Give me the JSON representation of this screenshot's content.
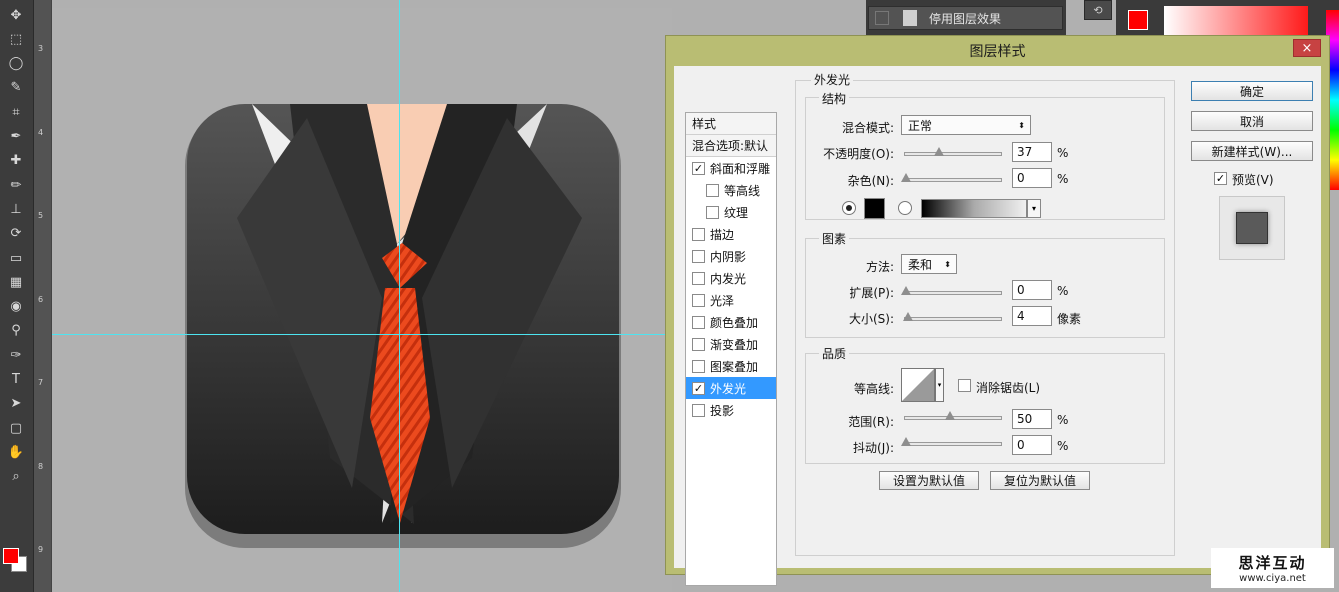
{
  "toolbar": {
    "icons": [
      "move-icon",
      "marquee-icon",
      "lasso-icon",
      "quick-select-icon",
      "crop-icon",
      "eyedropper-icon",
      "healing-icon",
      "brush-icon",
      "stamp-icon",
      "history-brush-icon",
      "eraser-icon",
      "gradient-icon",
      "blur-icon",
      "dodge-icon",
      "pen-icon",
      "type-icon",
      "path-select-icon",
      "shape-icon",
      "hand-icon",
      "zoom-icon"
    ]
  },
  "ruler": {
    "marks": [
      "3",
      "4",
      "5",
      "6",
      "7",
      "8",
      "9"
    ]
  },
  "layers_panel": {
    "row_label": "停用图层效果"
  },
  "dialog": {
    "title": "图层样式",
    "close": "×",
    "styles_header": "样式",
    "blend_options": "混合选项:默认",
    "items": [
      {
        "label": "斜面和浮雕",
        "checked": "✓",
        "indent": false
      },
      {
        "label": "等高线",
        "checked": "",
        "indent": true
      },
      {
        "label": "纹理",
        "checked": "",
        "indent": true
      },
      {
        "label": "描边",
        "checked": "",
        "indent": false
      },
      {
        "label": "内阴影",
        "checked": "",
        "indent": false
      },
      {
        "label": "内发光",
        "checked": "",
        "indent": false
      },
      {
        "label": "光泽",
        "checked": "",
        "indent": false
      },
      {
        "label": "颜色叠加",
        "checked": "",
        "indent": false
      },
      {
        "label": "渐变叠加",
        "checked": "",
        "indent": false
      },
      {
        "label": "图案叠加",
        "checked": "",
        "indent": false
      },
      {
        "label": "外发光",
        "checked": "✓",
        "indent": false,
        "selected": true
      },
      {
        "label": "投影",
        "checked": "",
        "indent": false
      }
    ],
    "outer_glow": {
      "section_title": "外发光",
      "structure": {
        "title": "结构",
        "blend_mode_label": "混合模式:",
        "blend_mode_value": "正常",
        "opacity_label": "不透明度(O):",
        "opacity_value": "37",
        "opacity_unit": "%",
        "opacity_level": 0.37,
        "noise_label": "杂色(N):",
        "noise_value": "0",
        "noise_unit": "%",
        "noise_level": 0,
        "glow_color": "#000000"
      },
      "elements": {
        "title": "图素",
        "technique_label": "方法:",
        "technique_value": "柔和",
        "spread_label": "扩展(P):",
        "spread_value": "0",
        "spread_unit": "%",
        "spread_level": 0,
        "size_label": "大小(S):",
        "size_value": "4",
        "size_unit": "像素",
        "size_level": 0.02
      },
      "quality": {
        "title": "品质",
        "contour_label": "等高线:",
        "anti_alias_label": "消除锯齿(L)",
        "range_label": "范围(R):",
        "range_value": "50",
        "range_unit": "%",
        "range_level": 0.5,
        "jitter_label": "抖动(J):",
        "jitter_value": "0",
        "jitter_unit": "%",
        "jitter_level": 0
      },
      "make_default": "设置为默认值",
      "reset_default": "复位为默认值"
    },
    "buttons": {
      "ok": "确定",
      "cancel": "取消",
      "new_style": "新建样式(W)...",
      "preview_label": "预览(V)",
      "preview_checked": "✓"
    }
  },
  "colors": {
    "accent": "#3399ff",
    "foreground": "#ff0000",
    "background": "#ffffff",
    "dialog_frame": "#b9bd73",
    "guide": "#4de4f0"
  },
  "watermark": {
    "line1": "思洋互动",
    "line2": "www.ciya.net"
  }
}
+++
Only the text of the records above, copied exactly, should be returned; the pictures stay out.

**Answer below**
Give me the JSON representation of this screenshot's content.
{
  "toolbar": {
    "icons": [
      "move-icon",
      "marquee-icon",
      "lasso-icon",
      "quick-select-icon",
      "crop-icon",
      "eyedropper-icon",
      "healing-icon",
      "brush-icon",
      "stamp-icon",
      "history-brush-icon",
      "eraser-icon",
      "gradient-icon",
      "blur-icon",
      "dodge-icon",
      "pen-icon",
      "type-icon",
      "path-select-icon",
      "shape-icon",
      "hand-icon",
      "zoom-icon"
    ]
  },
  "ruler": {
    "marks": [
      "3",
      "4",
      "5",
      "6",
      "7",
      "8",
      "9"
    ]
  },
  "layers_panel": {
    "row_label": "停用图层效果"
  },
  "dialog": {
    "title": "图层样式",
    "close": "×",
    "styles_header": "样式",
    "blend_options": "混合选项:默认",
    "items": [
      {
        "label": "斜面和浮雕",
        "checked": "✓",
        "indent": false
      },
      {
        "label": "等高线",
        "checked": "",
        "indent": true
      },
      {
        "label": "纹理",
        "checked": "",
        "indent": true
      },
      {
        "label": "描边",
        "checked": "",
        "indent": false
      },
      {
        "label": "内阴影",
        "checked": "",
        "indent": false
      },
      {
        "label": "内发光",
        "checked": "",
        "indent": false
      },
      {
        "label": "光泽",
        "checked": "",
        "indent": false
      },
      {
        "label": "颜色叠加",
        "checked": "",
        "indent": false
      },
      {
        "label": "渐变叠加",
        "checked": "",
        "indent": false
      },
      {
        "label": "图案叠加",
        "checked": "",
        "indent": false
      },
      {
        "label": "外发光",
        "checked": "✓",
        "indent": false,
        "selected": true
      },
      {
        "label": "投影",
        "checked": "",
        "indent": false
      }
    ],
    "outer_glow": {
      "section_title": "外发光",
      "structure": {
        "title": "结构",
        "blend_mode_label": "混合模式:",
        "blend_mode_value": "正常",
        "opacity_label": "不透明度(O):",
        "opacity_value": "37",
        "opacity_unit": "%",
        "opacity_level": 0.37,
        "noise_label": "杂色(N):",
        "noise_value": "0",
        "noise_unit": "%",
        "noise_level": 0,
        "glow_color": "#000000"
      },
      "elements": {
        "title": "图素",
        "technique_label": "方法:",
        "technique_value": "柔和",
        "spread_label": "扩展(P):",
        "spread_value": "0",
        "spread_unit": "%",
        "spread_level": 0,
        "size_label": "大小(S):",
        "size_value": "4",
        "size_unit": "像素",
        "size_level": 0.02
      },
      "quality": {
        "title": "品质",
        "contour_label": "等高线:",
        "anti_alias_label": "消除锯齿(L)",
        "range_label": "范围(R):",
        "range_value": "50",
        "range_unit": "%",
        "range_level": 0.5,
        "jitter_label": "抖动(J):",
        "jitter_value": "0",
        "jitter_unit": "%",
        "jitter_level": 0
      },
      "make_default": "设置为默认值",
      "reset_default": "复位为默认值"
    },
    "buttons": {
      "ok": "确定",
      "cancel": "取消",
      "new_style": "新建样式(W)...",
      "preview_label": "预览(V)",
      "preview_checked": "✓"
    }
  },
  "colors": {
    "accent": "#3399ff",
    "foreground": "#ff0000",
    "background": "#ffffff",
    "dialog_frame": "#b9bd73",
    "guide": "#4de4f0"
  },
  "watermark": {
    "line1": "思洋互动",
    "line2": "www.ciya.net"
  }
}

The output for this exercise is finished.